Pet guinea pigs, also known as cavies, have been caught eating shoelaces, paper bags, and latex gloves; but household items are only the beginning of this list of “do nots.” Guinea pigs are naturally herbivorous animals, so many foods are off limits to them. The guinea pig’s digestive system is very specialized, so foods that are not a part of their natural diet can cause them harm. So What Can’t Guinea Pigs Eat? Well processed foods, beans, raw grains, meat, dairy, nuts, seeds, and even certain vegetables are all harmful to our small herbivorous friends.
Guinea pigs eat primarily grass when found in their natural habitat; this means that their diet should be rich in fiber and nutrients, without very many calories at all. This means processed snacks intended for people are not goods treat for a cavy. Things such as cookies, cakes, candy, and chips will overload a guinea pig’s system very quickly. Processed foods can cause diarrhea and weight gain in small quantities. If a pet cavy manages to eat a lot of processed foods, they should be taken to the veterinarian immediately. It is best if these little guys stick to fruits and vegetables for treats because a treat for a human is just too much for their systems to handle.
Beans, such as those of the kidney, cacao and pinto varieties, should also be kept away from cavies. They contain a toxin named phytohaemagglutinin that can cause vomiting, diarrhea, dehydration, and even death in guinea pigs. Releasing this toxin is a mechanism that beans employ to prevent animals from consuming them. It certainly works well in this case. Cooking beans denatures this toxin considerably, but it is still present in large enough amounts to be harmful to pet cavies.
Many raw grains contain similar toxins as beans, but in lesser quantities. They do not pose any threat to guinea pigs in small quantities. Grains are also very calorie-dense and may cause weight gain in guinea pigs. A cavy can happily consume grains as an occasional treat, but not too frequently.
Guinea pigs should not eat meat or dairy, even in very small quantities. Cavies do not posses mechanisms for digesting meat and dairy; they can become very sick if fed these foods. Pet cavies would love to give these foods a try; but in order to keep them healthy, they must be avoided. If a cavy wants to try something new, vegetables are a good choice.

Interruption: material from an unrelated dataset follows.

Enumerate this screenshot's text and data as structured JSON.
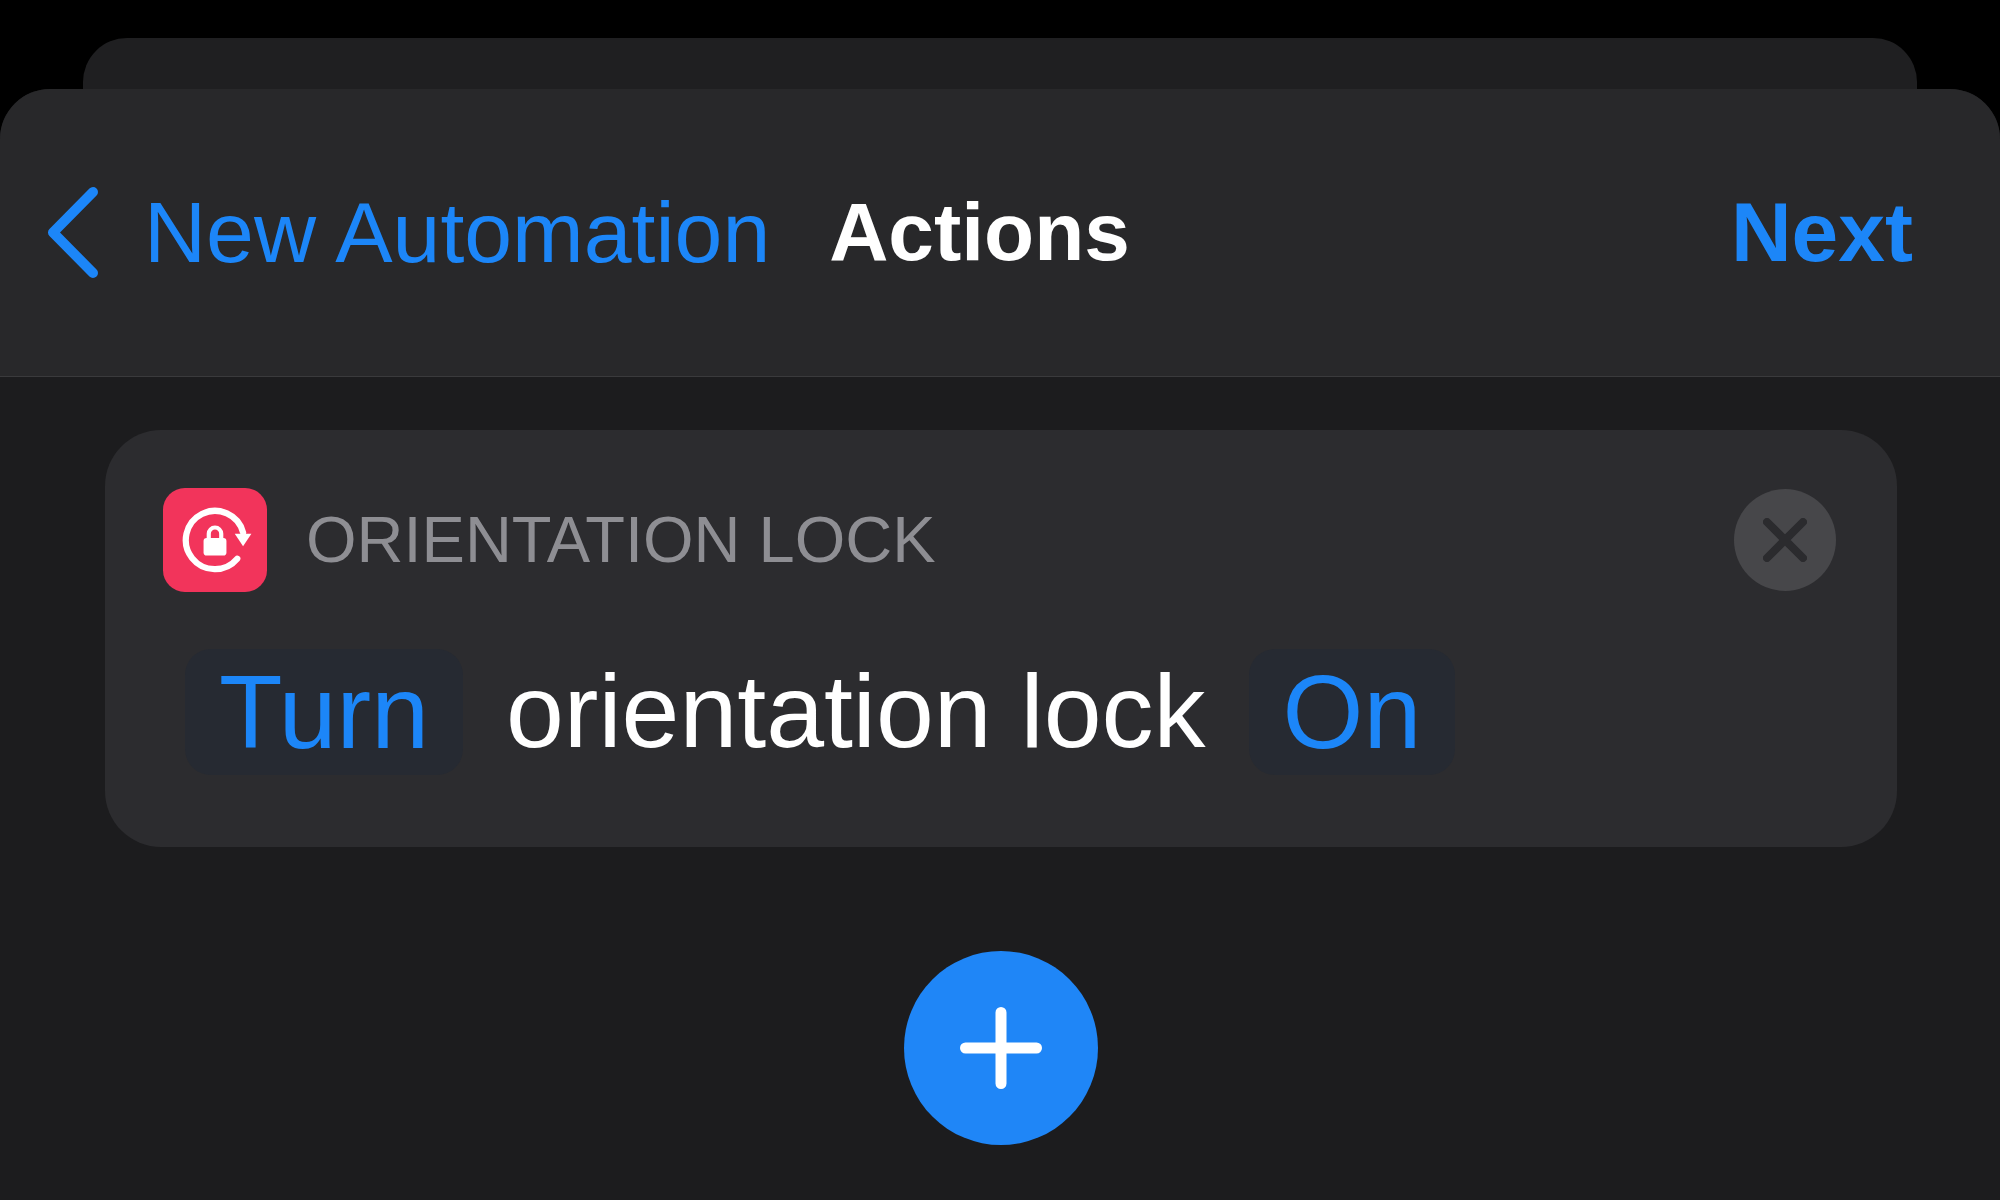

Nuts and seeds can be found in some commercial guinea pig foods, but they are not good treats for a cavy. Nuts and seeds, such as pistachios, peanuts, and cashews, are almost entirely fat; which is seldom found in a guinea pig’s natural diet. The fat from these foods may cause weight gain or diarrhea, and may even prevent a cavy from absorbing nutrients from other foods consumed at the same time. Since guinea pigs cannot digest large amounts of fat, their body attempts to flush it out; and any foods eaten in the same meal will go right along with it.
Veggies are a nutritious and flavorful treat for pet guinea pigs, but there are many that should be avoided. Sulfurous vegetables, such as cabbage, Brussels sprouts, and cauliflower can be troublesome. The sulfur in these vegetables causes gas and digestive upset. Nutritionally poor vegetables such as iceberg lettuce should not be fed because they can displace more nutritious items. If a pet cavy fills up on iceberg lettuce, then he or she may not have room left for a healthy dinner. Vegetables that produce toxins as a natural defense are also a bad choice for guinea pig food. Items such as rhubarb, potatoes, spicy peppers, and cinnamon are all toxic to some degree. For example, potatoes and peppers contain solanine, a toxin specific to the nightshade family of plants, which can suppress breathing and heart rate. Tomatoes also contain solanine in smaller doses, so they should be given in small quantities. While humans may be able to consume these items with relative impunity, cavies weigh substantially less than people; so even a small dose of these toxins is too much for them.
Guinea pigs eat anything put in their food dish, so owners must be very carful to avoid these foods. Processed snacks, beans, raw grains, meat, dairy, nuts, seeds, and even certain veggies can all be harmful to a pet cavy; so, remember to watch out for these. Cavies have many healthy options available to them; and they will never grow tired of hay, veggies, and the occasional fruit treat.